Your job is to return every line in the data holding the string "then".

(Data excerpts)
***
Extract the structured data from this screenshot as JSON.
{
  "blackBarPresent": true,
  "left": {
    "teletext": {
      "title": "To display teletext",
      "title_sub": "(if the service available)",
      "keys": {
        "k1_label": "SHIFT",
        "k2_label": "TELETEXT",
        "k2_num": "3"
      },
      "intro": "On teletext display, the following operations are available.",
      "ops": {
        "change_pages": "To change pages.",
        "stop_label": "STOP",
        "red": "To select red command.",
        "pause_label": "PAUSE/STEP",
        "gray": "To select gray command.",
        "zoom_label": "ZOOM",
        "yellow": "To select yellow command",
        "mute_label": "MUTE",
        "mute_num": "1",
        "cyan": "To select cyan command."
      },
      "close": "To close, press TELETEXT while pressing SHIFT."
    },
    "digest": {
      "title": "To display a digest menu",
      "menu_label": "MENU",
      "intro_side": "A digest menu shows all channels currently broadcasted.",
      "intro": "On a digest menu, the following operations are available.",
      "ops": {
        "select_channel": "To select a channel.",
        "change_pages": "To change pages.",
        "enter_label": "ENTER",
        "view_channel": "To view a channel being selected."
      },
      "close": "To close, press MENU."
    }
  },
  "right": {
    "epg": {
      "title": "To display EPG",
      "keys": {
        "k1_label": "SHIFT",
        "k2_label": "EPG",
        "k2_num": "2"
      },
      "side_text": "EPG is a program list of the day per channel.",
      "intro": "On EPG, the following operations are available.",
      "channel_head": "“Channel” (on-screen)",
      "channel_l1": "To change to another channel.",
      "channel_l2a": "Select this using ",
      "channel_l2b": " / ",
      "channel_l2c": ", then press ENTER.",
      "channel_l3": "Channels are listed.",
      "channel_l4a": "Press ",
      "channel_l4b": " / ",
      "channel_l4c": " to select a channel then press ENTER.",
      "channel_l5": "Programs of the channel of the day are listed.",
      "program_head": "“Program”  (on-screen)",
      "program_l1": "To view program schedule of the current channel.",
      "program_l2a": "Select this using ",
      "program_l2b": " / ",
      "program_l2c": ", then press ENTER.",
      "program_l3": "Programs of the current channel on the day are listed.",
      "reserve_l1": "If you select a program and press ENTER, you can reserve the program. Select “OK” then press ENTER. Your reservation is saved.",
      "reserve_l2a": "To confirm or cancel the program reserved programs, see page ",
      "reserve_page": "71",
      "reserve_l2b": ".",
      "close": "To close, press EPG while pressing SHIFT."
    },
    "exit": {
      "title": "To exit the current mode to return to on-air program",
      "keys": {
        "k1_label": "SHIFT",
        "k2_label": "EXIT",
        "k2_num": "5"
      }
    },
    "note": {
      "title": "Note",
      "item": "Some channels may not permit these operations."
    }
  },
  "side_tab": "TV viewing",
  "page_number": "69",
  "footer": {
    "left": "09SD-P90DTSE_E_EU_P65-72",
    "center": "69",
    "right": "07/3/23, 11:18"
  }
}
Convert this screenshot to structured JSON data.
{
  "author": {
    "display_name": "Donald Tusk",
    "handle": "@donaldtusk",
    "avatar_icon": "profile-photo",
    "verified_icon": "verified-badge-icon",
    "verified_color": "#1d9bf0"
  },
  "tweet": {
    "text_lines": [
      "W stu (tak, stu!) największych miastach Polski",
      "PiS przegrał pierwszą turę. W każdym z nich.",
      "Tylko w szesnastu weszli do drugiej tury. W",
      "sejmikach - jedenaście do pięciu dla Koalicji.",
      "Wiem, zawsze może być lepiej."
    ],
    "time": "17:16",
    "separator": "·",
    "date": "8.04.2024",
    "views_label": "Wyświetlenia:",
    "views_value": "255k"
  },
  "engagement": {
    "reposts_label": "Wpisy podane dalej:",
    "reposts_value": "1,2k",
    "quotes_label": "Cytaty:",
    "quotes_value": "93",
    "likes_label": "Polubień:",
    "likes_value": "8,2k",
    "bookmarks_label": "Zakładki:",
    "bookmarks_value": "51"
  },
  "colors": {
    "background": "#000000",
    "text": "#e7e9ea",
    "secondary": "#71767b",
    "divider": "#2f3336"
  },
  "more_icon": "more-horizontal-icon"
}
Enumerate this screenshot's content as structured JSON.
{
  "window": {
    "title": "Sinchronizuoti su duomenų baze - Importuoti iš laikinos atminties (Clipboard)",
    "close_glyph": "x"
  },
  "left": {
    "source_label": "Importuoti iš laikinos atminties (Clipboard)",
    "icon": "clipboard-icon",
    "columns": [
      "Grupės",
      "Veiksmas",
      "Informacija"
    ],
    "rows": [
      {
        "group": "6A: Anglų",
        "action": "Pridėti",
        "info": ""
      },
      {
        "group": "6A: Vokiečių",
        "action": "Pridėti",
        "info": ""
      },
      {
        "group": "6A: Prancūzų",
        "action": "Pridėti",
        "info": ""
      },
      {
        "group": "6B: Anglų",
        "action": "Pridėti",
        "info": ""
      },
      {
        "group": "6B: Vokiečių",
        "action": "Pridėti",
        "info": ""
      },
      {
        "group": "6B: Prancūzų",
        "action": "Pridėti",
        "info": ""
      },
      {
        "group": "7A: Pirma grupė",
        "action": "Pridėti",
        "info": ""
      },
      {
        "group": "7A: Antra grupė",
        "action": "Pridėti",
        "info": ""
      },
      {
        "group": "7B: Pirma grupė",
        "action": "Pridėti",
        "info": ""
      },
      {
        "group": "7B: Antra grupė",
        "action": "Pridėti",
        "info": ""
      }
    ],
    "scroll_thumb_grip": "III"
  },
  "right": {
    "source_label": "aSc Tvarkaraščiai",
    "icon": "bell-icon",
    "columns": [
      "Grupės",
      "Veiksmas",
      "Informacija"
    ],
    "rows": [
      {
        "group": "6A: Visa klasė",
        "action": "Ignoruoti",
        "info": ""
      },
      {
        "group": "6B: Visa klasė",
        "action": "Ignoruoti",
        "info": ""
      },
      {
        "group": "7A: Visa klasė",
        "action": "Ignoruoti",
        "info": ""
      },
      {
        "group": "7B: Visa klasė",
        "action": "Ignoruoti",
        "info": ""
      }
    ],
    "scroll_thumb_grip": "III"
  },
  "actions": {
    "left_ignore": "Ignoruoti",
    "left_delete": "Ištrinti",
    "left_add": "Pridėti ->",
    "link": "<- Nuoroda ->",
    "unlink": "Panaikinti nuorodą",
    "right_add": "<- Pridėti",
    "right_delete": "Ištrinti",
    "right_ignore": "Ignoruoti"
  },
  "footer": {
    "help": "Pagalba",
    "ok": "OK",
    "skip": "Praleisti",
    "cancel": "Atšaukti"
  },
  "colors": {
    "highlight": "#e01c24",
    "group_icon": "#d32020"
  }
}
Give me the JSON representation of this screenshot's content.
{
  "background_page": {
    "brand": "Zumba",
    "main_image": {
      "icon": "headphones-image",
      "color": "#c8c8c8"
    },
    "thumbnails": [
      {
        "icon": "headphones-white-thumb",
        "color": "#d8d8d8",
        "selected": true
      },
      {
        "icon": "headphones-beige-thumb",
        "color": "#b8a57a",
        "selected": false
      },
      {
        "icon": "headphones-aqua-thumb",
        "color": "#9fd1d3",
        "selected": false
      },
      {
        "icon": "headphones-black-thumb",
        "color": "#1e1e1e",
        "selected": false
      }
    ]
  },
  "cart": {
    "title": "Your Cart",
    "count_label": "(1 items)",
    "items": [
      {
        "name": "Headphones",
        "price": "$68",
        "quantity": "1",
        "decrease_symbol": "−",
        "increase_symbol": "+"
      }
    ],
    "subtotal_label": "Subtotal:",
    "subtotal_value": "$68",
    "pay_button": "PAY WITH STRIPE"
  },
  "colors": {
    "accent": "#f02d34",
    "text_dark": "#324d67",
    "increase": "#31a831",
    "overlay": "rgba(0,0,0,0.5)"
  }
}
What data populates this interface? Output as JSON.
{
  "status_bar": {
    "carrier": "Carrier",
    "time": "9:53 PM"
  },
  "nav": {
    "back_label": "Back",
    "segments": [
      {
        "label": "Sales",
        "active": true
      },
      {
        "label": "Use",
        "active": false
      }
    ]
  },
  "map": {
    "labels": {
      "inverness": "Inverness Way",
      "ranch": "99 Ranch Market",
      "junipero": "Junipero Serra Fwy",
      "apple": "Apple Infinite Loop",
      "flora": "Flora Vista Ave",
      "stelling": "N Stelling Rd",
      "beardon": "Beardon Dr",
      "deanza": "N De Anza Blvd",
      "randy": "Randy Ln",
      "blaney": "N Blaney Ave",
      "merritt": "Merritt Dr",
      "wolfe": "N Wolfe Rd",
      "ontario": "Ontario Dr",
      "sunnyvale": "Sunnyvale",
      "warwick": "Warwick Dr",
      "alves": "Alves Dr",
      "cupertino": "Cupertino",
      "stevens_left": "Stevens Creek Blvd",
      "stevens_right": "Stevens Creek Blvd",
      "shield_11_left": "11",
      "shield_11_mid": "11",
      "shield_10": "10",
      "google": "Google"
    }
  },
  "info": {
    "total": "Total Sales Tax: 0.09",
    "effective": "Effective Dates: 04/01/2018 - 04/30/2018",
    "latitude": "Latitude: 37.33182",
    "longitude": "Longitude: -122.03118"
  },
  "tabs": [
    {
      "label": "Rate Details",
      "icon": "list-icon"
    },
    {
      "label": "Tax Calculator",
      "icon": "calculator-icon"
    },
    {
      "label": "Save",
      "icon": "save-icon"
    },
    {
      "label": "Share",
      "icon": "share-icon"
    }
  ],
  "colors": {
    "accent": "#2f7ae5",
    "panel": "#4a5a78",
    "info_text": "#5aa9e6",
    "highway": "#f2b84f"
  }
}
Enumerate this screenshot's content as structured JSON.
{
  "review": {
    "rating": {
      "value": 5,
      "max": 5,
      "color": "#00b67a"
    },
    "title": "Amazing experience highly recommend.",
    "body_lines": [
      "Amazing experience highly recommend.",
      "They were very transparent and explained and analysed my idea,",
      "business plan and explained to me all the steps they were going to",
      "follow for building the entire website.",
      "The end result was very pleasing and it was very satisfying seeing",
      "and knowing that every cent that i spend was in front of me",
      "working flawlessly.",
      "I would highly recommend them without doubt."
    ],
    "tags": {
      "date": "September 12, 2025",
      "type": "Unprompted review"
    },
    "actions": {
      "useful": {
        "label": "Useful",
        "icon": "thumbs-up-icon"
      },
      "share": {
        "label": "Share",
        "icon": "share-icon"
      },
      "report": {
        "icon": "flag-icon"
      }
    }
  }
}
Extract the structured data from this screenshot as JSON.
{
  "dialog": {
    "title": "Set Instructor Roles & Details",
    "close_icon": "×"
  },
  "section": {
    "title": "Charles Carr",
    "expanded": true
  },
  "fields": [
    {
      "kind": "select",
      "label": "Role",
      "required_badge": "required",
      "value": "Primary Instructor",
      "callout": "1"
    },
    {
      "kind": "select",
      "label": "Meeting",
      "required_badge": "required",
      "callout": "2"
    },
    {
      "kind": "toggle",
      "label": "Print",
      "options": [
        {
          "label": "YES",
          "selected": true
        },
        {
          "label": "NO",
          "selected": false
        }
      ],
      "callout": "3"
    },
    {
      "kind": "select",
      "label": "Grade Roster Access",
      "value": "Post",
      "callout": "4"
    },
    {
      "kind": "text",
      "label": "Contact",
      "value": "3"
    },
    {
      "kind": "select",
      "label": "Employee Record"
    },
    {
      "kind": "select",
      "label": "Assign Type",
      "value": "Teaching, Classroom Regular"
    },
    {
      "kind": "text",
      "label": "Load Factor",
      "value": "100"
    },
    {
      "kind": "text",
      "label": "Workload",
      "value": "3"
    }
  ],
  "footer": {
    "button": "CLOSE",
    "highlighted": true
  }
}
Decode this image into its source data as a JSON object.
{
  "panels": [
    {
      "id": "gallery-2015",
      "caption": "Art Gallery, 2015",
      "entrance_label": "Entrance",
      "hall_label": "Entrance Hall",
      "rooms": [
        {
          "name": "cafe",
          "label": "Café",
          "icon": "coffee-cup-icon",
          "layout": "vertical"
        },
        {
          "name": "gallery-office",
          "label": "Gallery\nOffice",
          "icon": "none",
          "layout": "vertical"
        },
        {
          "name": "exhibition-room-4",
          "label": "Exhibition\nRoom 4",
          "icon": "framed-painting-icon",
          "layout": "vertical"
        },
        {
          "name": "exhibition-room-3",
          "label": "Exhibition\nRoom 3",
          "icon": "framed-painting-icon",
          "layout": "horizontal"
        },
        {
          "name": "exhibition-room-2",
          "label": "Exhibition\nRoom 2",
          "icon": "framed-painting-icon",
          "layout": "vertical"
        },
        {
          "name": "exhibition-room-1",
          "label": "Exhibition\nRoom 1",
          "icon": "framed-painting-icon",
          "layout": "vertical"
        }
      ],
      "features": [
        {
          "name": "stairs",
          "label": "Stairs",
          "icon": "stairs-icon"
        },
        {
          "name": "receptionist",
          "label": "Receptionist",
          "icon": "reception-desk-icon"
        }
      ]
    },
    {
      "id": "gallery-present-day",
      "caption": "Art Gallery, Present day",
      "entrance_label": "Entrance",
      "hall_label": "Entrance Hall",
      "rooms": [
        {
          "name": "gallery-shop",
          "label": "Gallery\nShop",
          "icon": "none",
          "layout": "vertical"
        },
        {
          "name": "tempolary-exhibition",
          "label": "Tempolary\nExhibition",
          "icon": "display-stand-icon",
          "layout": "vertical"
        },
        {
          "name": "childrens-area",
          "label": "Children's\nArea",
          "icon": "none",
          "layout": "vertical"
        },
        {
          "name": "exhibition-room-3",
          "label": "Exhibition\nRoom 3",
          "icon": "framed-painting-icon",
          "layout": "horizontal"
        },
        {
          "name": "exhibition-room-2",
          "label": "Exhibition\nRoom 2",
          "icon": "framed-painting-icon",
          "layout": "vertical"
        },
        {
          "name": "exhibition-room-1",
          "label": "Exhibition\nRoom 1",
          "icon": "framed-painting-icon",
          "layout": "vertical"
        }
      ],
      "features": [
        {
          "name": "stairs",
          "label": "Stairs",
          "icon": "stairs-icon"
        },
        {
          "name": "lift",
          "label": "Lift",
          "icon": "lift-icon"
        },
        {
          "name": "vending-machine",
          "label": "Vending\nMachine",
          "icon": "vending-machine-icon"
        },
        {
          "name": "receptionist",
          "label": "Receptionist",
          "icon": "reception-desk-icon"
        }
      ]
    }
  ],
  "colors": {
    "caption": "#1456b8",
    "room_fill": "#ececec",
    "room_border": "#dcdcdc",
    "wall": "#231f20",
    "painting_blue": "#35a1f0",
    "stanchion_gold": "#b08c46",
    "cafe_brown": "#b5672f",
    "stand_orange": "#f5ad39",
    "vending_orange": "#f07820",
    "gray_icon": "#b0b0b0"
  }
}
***
§ Completed task
      "channel_l2c": ", then press ENTER.",
      "channel_l4c": " to select a channel then press ENTER.",
      "program_l2c": ", then press ENTER.",
      "reserve_l1": "If you select a program and press ENTER, you can reserve the program. Select “OK” then press ENTER. Your reservation is saved.",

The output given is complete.